- John: “What was wrong with the server that crashed last week?”
- Chris: “I don’t know. I rebooted it and it’s just fine. Perhaps the software crashed!”
I’m sure anyone who has been in operations has had the above dialog, sometimes quite frequently! In computer science such a failure would be called “transient” because the failure affects a piece of the system only for a fixed amount of time. People who have been running large-scale systems for a long time will attest that transient failures are extremely common and can lead to system unavailability if not handled right.
In this post I want to explore why transient failures are an important threat to availability and how a distributed database can handle them.
To see why transient failures are frequent and unavoidable, let’s consider what can cause them. Here’s an easy (albeit non-intuitive) reason: software bugs. All production-quality software still has bugs; most of the bugs that escape testing are difficult to track down and resolve, and they take the form of Heisenbugs, race conditions, resource leaks, and environment-dependent bugs, both in the OS and the applications. Some of these bugs will cause a server to crash unexpectedly. A simple reboot will fix the issue, but in the meantime the server will not be available. Configuration errors are another common cause. Somebody inserts the wrong parameters into a network switch console and as a result a few servers suddenly go offline. And, sometimes, the cause of the failure just remains unidentified because it can be hard to reproduce and thus examine more thoroughly.
I submit to you that it is much harder to prevent transient failures than permanent ones. Permanent failures are predictable, and are often caused by hardware failures. We can build software or hardware to work around permanent failures. For example, one can build a RAID scheme to prevent a server from going down if a disk fails, but no RAID level can prevent a memory leak in the OS kernel from causing a crash!
What does this mean? Since transient failures are unpredictable and harder to prevent, MTTF (mean time to failure) for transient failures is hard to increase.
Clearly, a smaller MTTF means more frequent outages and larger downtimes. But if MTTF is so hard to increase for transient failures, what can we do to always keep the system running?
The answer is that instead of increasing MTTF we can reduce MTTR (mean time to recover). Mathematically this concept is expressed by the formula:
Availability = MTTF/(MTTF+MTTR)
It is obvious that as MTTR approaches zero, Availability approaches 1, (i.e. 100%). In other words, if failure recovery is very fast, (instantaneous in an extreme example) then even if failures happen frequently, overall system availability will continue to be very high. This interesting approach to availability, called Recovery Oriented Computing was developed jointly by Berkeley and Stanford researchers, including my co-founder George Candea.

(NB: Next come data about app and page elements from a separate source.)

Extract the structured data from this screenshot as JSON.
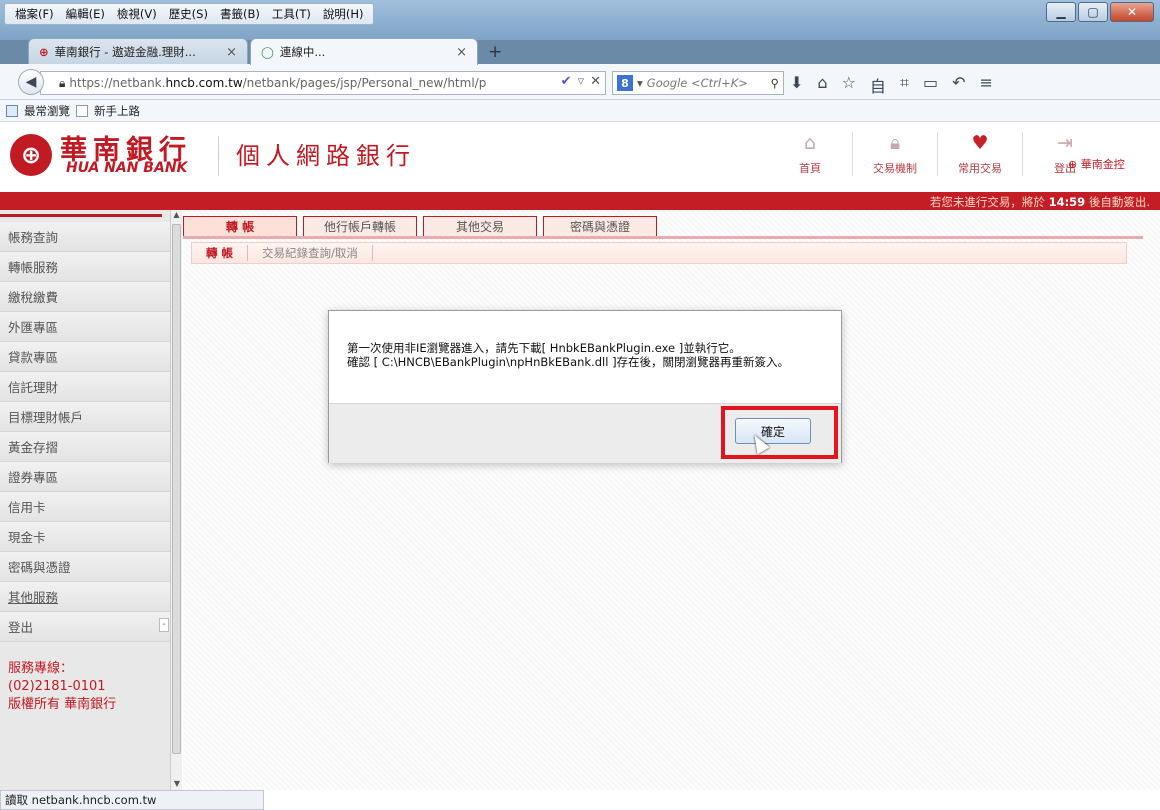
{
  "menu": [
    "檔案(F)",
    "編輯(E)",
    "檢視(V)",
    "歷史(S)",
    "書籤(B)",
    "工具(T)",
    "說明(H)"
  ],
  "tabs": [
    {
      "label": "華南銀行 - 遨遊金融.理財..."
    },
    {
      "label": "連線中..."
    }
  ],
  "url": {
    "prefix": "https://netbank.",
    "host": "hncb.com.tw",
    "rest": "/netbank/pages/jsp/Personal_new/html/p"
  },
  "search": {
    "placeholder": "Google <Ctrl+K>"
  },
  "bookmarks": [
    "最常瀏覽",
    "新手上路"
  ],
  "bank": {
    "logo_zh": "華南銀行",
    "logo_en": "HUA NAN BANK",
    "site_title": "個人網路銀行",
    "brand_small": "華南金控"
  },
  "topnav": [
    {
      "label": "首頁",
      "icon": "home-icon"
    },
    {
      "label": "交易機制",
      "icon": "lock-icon"
    },
    {
      "label": "常用交易",
      "icon": "heart-icon"
    },
    {
      "label": "登出",
      "icon": "logout-icon"
    }
  ],
  "notice": {
    "before": "若您未進行交易，將於 ",
    "time": "14:59",
    "after": " 後自動簽出."
  },
  "sidebar": {
    "items": [
      "帳務查詢",
      "轉帳服務",
      "繳稅繳費",
      "外匯專區",
      "貸款專區",
      "信託理財",
      "目標理財帳戶",
      "黃金存摺",
      "證券專區",
      "信用卡",
      "現金卡",
      "密碼與憑證",
      "其他服務",
      "登出"
    ],
    "footer": {
      "line1": "服務專線：",
      "line2": "(02)2181-0101",
      "line3": "版權所有 華南銀行"
    }
  },
  "content_tabs": [
    "轉 帳",
    "他行帳戶轉帳",
    "其他交易",
    "密碼與憑證"
  ],
  "sub_tabs": [
    "轉 帳",
    "交易紀錄查詢/取消"
  ],
  "dialog": {
    "line1": "第一次使用非IE瀏覽器進入，請先下載[ HnbkEBankPlugin.exe ]並執行它。",
    "line2": "確認 [ C:\\HNCB\\EBankPlugin\\npHnBkEBank.dll ]存在後，關閉瀏覽器再重新簽入。",
    "ok": "確定"
  },
  "status": "讀取 netbank.hncb.com.tw"
}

Applying this concept to a massively parallel distributed database yields interesting design implications. As an example, let’s consider the case where a server fails temporarily due to an OS crash in a 100-server distributed database. Such an event means that the system has fewer resources to work with: in our example after the failure we have a 1% reduction of available resources. A reliable system will need to:
(a) Be available while the failure lasts and
(b) Recover to the initial state as soon as possible after the failed server is restored.
Thus, recovering from this failure needs to be a two-step process:
(a) Keep the system available with a small performance/capacity hit while the failure is ongoing (availability recovery)
(b) Upgrade the system to its initial levels of performance and capacity as soon as the transient failure is resolved (resource recovery)
Minimizing MTTR means minimizing the sum of the time it takes to do (a) and (b), ta + tb. Keeping ta very low requires having replicas of data spread across the cluster; this, coupled with fast failure detection and fast activation of the appropriate replicas, will ensure that ta remains as low as possible.
Minimizing tb requires seamless re-incorporation of the transiently failed nodes into the system. Since in a distributed database each node has a lot of state, and the network is the biggest bottleneck, the system must be able to reuse as much of the state that pre-existed on the failed nodes as possible to reduce the recovery time. In other words, if most of the data that was on the node before the failure is still valid (a very likely case) then it needs to be identified, validated and reused during re-incorporation.
Any system that lacks the capacity to keep either ta or tb low does not provide good tolerance to transient failures.
And because there will always be more transient failures the bigger a system gets, any architecture that cannot handle failures correctly is – simply – not scalable. Any attempt to scale it up will likely result in outages and performance problems. Having a system designed with a Recovery-Oriented architecture, such as the Aster nCluster database, can ensure that transient failures are tolerated with minimal disruption, and thus true scalability is possible.